EXERCISE DESCRIPTION.
Without changing anything, reproduce every record below.
====
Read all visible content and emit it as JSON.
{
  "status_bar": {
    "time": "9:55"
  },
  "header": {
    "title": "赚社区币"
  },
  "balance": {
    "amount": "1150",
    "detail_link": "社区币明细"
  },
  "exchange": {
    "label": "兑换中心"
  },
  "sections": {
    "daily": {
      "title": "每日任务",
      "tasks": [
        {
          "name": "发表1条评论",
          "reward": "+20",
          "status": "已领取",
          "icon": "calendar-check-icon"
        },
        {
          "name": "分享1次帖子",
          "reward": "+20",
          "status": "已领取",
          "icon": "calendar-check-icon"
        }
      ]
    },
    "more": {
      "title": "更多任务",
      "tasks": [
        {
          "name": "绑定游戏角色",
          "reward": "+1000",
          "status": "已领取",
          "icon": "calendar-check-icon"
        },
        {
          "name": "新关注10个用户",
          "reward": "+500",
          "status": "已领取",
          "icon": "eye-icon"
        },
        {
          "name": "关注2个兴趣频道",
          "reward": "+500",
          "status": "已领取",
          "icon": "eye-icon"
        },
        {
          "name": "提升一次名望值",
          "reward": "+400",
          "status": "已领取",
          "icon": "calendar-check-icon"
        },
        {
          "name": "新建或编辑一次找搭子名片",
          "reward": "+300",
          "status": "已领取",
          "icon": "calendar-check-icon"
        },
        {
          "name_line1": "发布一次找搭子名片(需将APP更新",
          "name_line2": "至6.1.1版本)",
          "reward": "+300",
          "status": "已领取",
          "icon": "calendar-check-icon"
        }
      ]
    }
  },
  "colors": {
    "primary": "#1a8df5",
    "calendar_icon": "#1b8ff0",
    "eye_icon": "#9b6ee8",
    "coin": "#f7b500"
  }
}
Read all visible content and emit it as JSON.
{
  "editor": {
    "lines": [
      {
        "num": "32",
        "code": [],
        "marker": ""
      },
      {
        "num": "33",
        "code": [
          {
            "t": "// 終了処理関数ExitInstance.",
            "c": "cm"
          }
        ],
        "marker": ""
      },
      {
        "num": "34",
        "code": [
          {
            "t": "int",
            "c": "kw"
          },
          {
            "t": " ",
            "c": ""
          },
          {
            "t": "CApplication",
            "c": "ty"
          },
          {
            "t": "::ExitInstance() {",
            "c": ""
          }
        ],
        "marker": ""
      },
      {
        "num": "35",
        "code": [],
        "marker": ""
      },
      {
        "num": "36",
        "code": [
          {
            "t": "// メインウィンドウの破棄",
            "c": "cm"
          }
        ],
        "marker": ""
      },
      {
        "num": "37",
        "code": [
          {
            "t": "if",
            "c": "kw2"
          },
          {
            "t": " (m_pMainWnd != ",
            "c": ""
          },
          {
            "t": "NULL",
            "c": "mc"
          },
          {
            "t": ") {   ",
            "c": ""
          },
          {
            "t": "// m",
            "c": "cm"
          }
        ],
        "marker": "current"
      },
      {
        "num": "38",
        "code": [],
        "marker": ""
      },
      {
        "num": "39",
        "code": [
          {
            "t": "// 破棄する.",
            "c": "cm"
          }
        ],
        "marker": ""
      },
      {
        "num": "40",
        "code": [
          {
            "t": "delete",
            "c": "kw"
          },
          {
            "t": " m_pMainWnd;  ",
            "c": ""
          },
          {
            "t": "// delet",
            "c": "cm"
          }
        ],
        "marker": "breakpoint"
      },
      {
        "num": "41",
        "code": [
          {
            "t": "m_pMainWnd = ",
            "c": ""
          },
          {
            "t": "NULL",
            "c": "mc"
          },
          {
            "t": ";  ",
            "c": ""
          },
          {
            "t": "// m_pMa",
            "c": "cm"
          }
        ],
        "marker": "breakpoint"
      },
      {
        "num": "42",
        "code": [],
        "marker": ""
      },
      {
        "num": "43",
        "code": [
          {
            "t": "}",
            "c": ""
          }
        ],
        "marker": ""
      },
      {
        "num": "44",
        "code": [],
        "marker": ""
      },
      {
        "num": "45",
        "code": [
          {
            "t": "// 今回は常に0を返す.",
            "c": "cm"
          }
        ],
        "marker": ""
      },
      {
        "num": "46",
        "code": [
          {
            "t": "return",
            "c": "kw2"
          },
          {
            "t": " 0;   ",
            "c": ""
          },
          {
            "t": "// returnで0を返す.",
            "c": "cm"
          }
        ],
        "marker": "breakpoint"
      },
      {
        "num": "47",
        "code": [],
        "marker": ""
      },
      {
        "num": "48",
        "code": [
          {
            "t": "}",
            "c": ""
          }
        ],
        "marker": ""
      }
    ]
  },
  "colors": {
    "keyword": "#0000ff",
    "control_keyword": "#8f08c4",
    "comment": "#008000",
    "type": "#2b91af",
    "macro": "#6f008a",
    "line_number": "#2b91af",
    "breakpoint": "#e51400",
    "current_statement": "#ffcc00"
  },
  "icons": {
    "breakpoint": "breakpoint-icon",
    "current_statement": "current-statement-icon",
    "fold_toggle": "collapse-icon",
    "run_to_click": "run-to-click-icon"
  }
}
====
RESULT BELOW.
Read all visible content and emit it as JSON.
{
  "status_bar": {
    "time": "9:55"
  },
  "header": {
    "title": "赚社区币"
  },
  "balance": {
    "amount": "1150",
    "detail_link": "社区币明细"
  },
  "exchange": {
    "label": "兑换中心"
  },
  "sections": {
    "daily": {
      "title": "每日任务",
      "tasks": [
        {
          "name": "发表1条评论",
          "reward": "+20",
          "status": "已领取",
          "icon": "calendar-check-icon"
        },
        {
          "name": "分享1次帖子",
          "reward": "+20",
          "status": "已领取",
          "icon": "calendar-check-icon"
        }
      ]
    },
    "more": {
      "title": "更多任务",
      "tasks": [
        {
          "name": "绑定游戏角色",
          "reward": "+1000",
          "status": "已领取",
          "icon": "calendar-check-icon"
        },
        {
          "name": "新关注10个用户",
          "reward": "+500",
          "status": "已领取",
          "icon": "eye-icon"
        },
        {
          "name": "关注2个兴趣频道",
          "reward": "+500",
          "status": "已领取",
          "icon": "eye-icon"
        },
        {
          "name": "提升一次名望值",
          "reward": "+400",
          "status": "已领取",
          "icon": "calendar-check-icon"
        },
        {
          "name": "新建或编辑一次找搭子名片",
          "reward": "+300",
          "status": "已领取",
          "icon": "calendar-check-icon"
        },
        {
          "name_line1": "发布一次找搭子名片(需将APP更新",
          "name_line2": "至6.1.1版本)",
          "reward": "+300",
          "status": "已领取",
          "icon": "calendar-check-icon"
        }
      ]
    }
  },
  "colors": {
    "primary": "#1a8df5",
    "calendar_icon": "#1b8ff0",
    "eye_icon": "#9b6ee8",
    "coin": "#f7b500"
  }
}
Read all visible content and emit it as JSON.
{
  "editor": {
    "lines": [
      {
        "num": "32",
        "code": [],
        "marker": ""
      },
      {
        "num": "33",
        "code": [
          {
            "t": "// 終了処理関数ExitInstance.",
            "c": "cm"
          }
        ],
        "marker": ""
      },
      {
        "num": "34",
        "code": [
          {
            "t": "int",
            "c": "kw"
          },
          {
            "t": " ",
            "c": ""
          },
          {
            "t": "CApplication",
            "c": "ty"
          },
          {
            "t": "::ExitInstance() {",
            "c": ""
          }
        ],
        "marker": ""
      },
      {
        "num": "35",
        "code": [],
        "marker": ""
      },
      {
        "num": "36",
        "code": [
          {
            "t": "// メインウィンドウの破棄",
            "c": "cm"
          }
        ],
        "marker": ""
      },
      {
        "num": "37",
        "code": [
          {
            "t": "if",
            "c": "kw2"
          },
          {
            "t": " (m_pMainWnd != ",
            "c": ""
          },
          {
            "t": "NULL",
            "c": "mc"
          },
          {
            "t": ") {   ",
            "c": ""
          },
          {
            "t": "// m",
            "c": "cm"
          }
        ],
        "marker": "current"
      },
      {
        "num": "38",
        "code": [],
        "marker": ""
      },
      {
        "num": "39",
        "code": [
          {
            "t": "// 破棄する.",
            "c": "cm"
          }
        ],
        "marker": ""
      },
      {
        "num": "40",
        "code": [
          {
            "t": "delete",
            "c": "kw"
          },
          {
            "t": " m_pMainWnd;  ",
            "c": ""
          },
          {
            "t": "// delet",
            "c": "cm"
          }
        ],
        "marker": "breakpoint"
      },
      {
        "num": "41",
        "code": [
          {
            "t": "m_pMainWnd = ",
            "c": ""
          },
          {
            "t": "NULL",
            "c": "mc"
          },
          {
            "t": ";  ",
            "c": ""
          },
          {
            "t": "// m_pMa",
            "c": "cm"
          }
        ],
        "marker": "breakpoint"
      },
      {
        "num": "42",
        "code": [],
        "marker": ""
      },
      {
        "num": "43",
        "code": [
          {
            "t": "}",
            "c": ""
          }
        ],
        "marker": ""
      },
      {
        "num": "44",
        "code": [],
        "marker": ""
      },
      {
        "num": "45",
        "code": [
          {
            "t": "// 今回は常に0を返す.",
            "c": "cm"
          }
        ],
        "marker": ""
      },
      {
        "num": "46",
        "code": [
          {
            "t": "return",
            "c": "kw2"
          },
          {
            "t": " 0;   ",
            "c": ""
          },
          {
            "t": "// returnで0を返す.",
            "c": "cm"
          }
        ],
        "marker": "breakpoint"
      },
      {
        "num": "47",
        "code": [],
        "marker": ""
      },
      {
        "num": "48",
        "code": [
          {
            "t": "}",
            "c": ""
          }
        ],
        "marker": ""
      }
    ]
  },
  "colors": {
    "keyword": "#0000ff",
    "control_keyword": "#8f08c4",
    "comment": "#008000",
    "type": "#2b91af",
    "macro": "#6f008a",
    "line_number": "#2b91af",
    "breakpoint": "#e51400",
    "current_statement": "#ffcc00"
  },
  "icons": {
    "breakpoint": "breakpoint-icon",
    "current_statement": "current-statement-icon",
    "fold_toggle": "collapse-icon",
    "run_to_click": "run-to-click-icon"
  }
}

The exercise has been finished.